“The leitmotif which I recognize in Galileo’s work is the passionate fight against any kind of dogma based on authority. Only experience and careful reflection are accepted by him as criteria of truth.” – Albert Einstein1.
Returning now to cosmic virtue in its extraordinary form, we come upon the great hero scientist, Galileo Galilei (1564-1642). He grew up in Renaissance Italy which was still shaking off the intellectual inertia of the Middle Ages and still subjugated to Roman Catholic dogma itself inexplicably shackled to ancient Greek knowledge (especially Aristotle and Ptomely). Intended for medicine by his father, he switched to mathematics while at the University of Pisa writing his first essay on hydrostatic balance at age 22 and being made professor of mathematics there at age 25. At about this time he showed his contempt of unquestioned authority, challenging the teaching of Aristotle that the speed of falling objects varies according to their mass, by reportedly dropping two balls of different weights off the leaning tower of Pisa.
He moved to the university at Padua (Venice) in 1589 where he invented to a type of thermometer, the first astronomical telescope, and a geometric compass. With his telescope he documented the four large moons of Jupiter, the “ears” of Saturn, the roughness of the surface of the moon, sunspots, and the phases of Venus – thus challenging the Earth-centered cosmos and the unchanging perfection of the celestial realm. He visited Rome in 1615 where he was received favorably, but his attempts to persuade the Church to accept the ‘Copernican’ sun-centered solar system were rebuffed. He may have been warned then that asserting that the sun is unmovable would be considered heresy. But he refused to yield, then taking the critical step in all scientific discovery – declaring an observationally or experimentally confirmed theory is no longer an hypothesis, but a scientific truth.
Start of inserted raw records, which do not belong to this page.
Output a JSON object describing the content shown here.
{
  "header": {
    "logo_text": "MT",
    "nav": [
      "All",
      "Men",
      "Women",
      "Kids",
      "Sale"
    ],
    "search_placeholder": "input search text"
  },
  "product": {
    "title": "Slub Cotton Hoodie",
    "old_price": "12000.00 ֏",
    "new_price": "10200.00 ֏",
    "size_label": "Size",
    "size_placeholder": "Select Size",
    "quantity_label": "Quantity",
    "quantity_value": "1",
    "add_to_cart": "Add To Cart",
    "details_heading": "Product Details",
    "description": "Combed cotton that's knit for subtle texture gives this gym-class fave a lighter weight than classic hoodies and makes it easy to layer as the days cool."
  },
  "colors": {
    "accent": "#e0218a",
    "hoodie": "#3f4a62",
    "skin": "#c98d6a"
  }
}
In in a letter to the Grand Duchess of Tuscany published in 1615 his virtuous attitude regarding cosmic reality is fully revealed, “Nature is inexorable and immutable; she never transgresses the laws imposed upon her, or cares a whit whether her abstruse reasons and methods of operation are understandable to men. For that reason it appears that nothing physical which sense-experience sets before our eyes, or which necessary demonstrations prove to us, ought to be called into question (much less condemned) upon the testimony of Biblical passages which may have some different meaning beneath their words.”2
(continued next post)